Complying with Federal regulation is one of the heaviest burdens on business today. By the EPA’s own estimates, the proposed ozone bill will cost upwards of $50 billion from our nation’s GDP; National Association of Manufacturing (NAM) numbers show $11 billion just from Colorado. Additionally, the EPA rules could mean losses of up to 220,000 jobs nationally with almost 25,000 coming from our state. The U.S. Chamber of Commerce even found disposable income losses could be as high as $550 billion. Numerous studies have shown the newly proposed ozone regulations of 60ppb to 70ppb will do incredible damage to our economy.
Additionally, this proposal does not take into consideration Colorado’s industries or unique topography. Specifically, this blanket rule does not account for the vegetation, winds, wildfires or the animals so unique and intrinsic to Colorado and our neighboring states. In fact, the proposal goes so far and is so stringent that the Grand Canyon would fail the proposed 70 ppb standard, and Yellowstone National Park would fail the proposed 65 ppb standard. In non-attainment areas like Colorado’s Front Range, companies building or expanding would be required to reduce ozone-forming emissions regardless of cost, and economic development could not move forward unless emissions were reduced from other sources.
Colorado businesses have been working hard to comply with existing EPA rules and we are already on the forefront of environmental standards in America. Colorado businesses were at the table for statewide air quality standards, minimum setbacks, water conservation and energy efficiency standards – all to ensure we worked with our communities and State Government as a team. However, the EPA did not ask for input from Colorado businesses on these proposed standards and to-date has been uninterested in hearing business and consumer voices.
Colorado citizens work hard to not only be good corporate citizens, but we also work to be responsible stewards of the land. Colorado’s continued economic promise is a bright spot in the nation’s economy, in addition to being a good example of existing environmental standards. Thus CACI joins with many other voices in asking the EPA to keep ozone standards at their current level (75ppb). We want Colorado to be the best state in the nation in which to do business, but the EPA’s onerous regulations will take us in the opposite direction. Thank you for your consideration.
For information about the proposed ozone regulations, contact Leah Curtsinger, CACI Federal and State Governmental Relations Representative, at 303.866.9641. For more information on this issue, read:
“What Could New Ozone Regs Cost Colorado?” CACI Colorado Capitol Report, January 23rd.
“CACI Creates Reference List for EPA Timeline, Asks for Ozone Rule Comments,” CACI Colorado Capitol Report, February 6th.

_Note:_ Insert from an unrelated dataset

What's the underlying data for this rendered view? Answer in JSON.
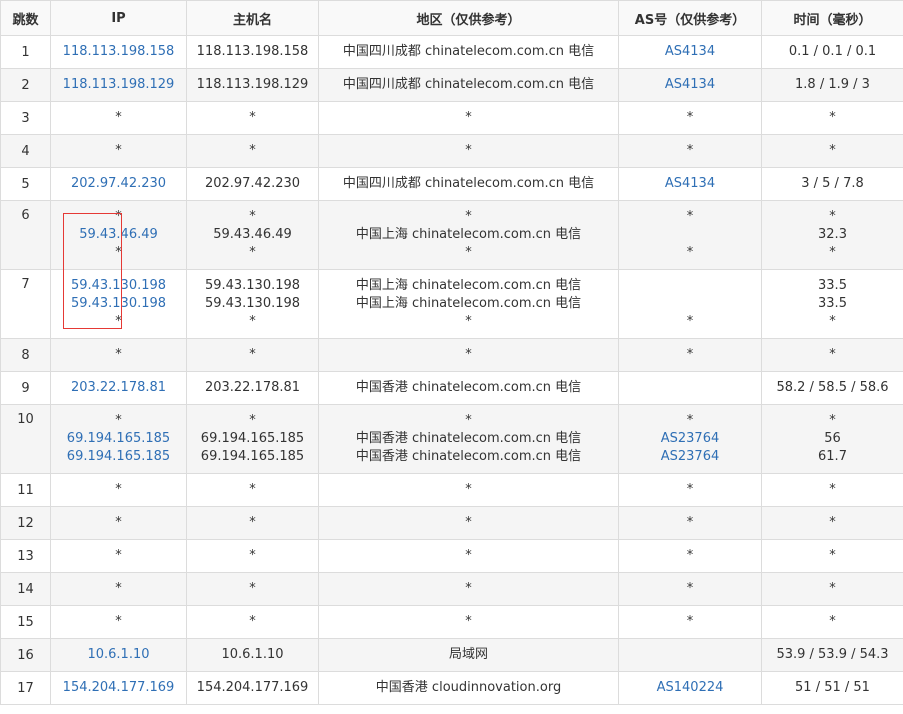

“EPA to propose tougher rules on smog-causing ozone, setting up clash with GOP,” by Joby Warrick, The Washington Post, November 26th.
“EPA Sends Proposed Ozone Rules to White House,” CACI Colorado Capitol Report, October 17th.